_TASK ITEM:_ The required result is each line of the entries below containing the string "Code".

*** PROVIDED INFORMATION ***

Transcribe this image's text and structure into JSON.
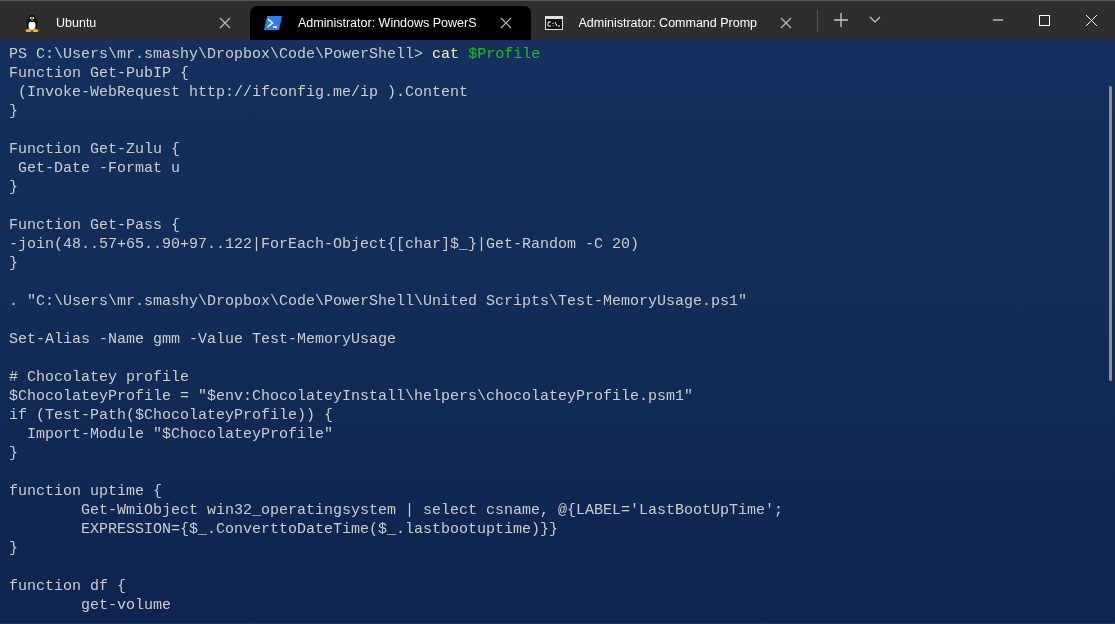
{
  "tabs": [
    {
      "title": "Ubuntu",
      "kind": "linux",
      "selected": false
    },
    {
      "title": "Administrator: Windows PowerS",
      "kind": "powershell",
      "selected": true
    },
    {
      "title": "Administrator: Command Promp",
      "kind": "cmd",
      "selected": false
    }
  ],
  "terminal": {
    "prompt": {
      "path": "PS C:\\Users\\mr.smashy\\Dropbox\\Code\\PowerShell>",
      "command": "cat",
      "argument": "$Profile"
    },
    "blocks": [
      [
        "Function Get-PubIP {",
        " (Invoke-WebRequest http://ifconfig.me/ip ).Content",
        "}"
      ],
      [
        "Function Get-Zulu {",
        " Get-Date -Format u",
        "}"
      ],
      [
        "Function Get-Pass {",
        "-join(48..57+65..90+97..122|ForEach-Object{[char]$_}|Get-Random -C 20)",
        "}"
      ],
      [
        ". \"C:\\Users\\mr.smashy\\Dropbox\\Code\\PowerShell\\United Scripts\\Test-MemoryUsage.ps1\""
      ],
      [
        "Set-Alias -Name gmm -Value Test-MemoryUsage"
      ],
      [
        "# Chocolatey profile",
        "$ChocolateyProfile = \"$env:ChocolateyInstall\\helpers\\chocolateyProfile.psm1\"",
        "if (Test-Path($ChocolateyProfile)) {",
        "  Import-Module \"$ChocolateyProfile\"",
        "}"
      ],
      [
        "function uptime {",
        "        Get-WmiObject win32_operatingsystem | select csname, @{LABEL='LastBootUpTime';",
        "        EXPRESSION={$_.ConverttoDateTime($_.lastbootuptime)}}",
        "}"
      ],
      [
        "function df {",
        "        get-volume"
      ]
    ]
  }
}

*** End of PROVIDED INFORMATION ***

_SOLUTION TO THIS PROBLEM:_
      "path": "PS C:\\Users\\mr.smashy\\Dropbox\\Code\\PowerShell>",
        ". \"C:\\Users\\mr.smashy\\Dropbox\\Code\\PowerShell\\United Scripts\\Test-MemoryUsage.ps1\""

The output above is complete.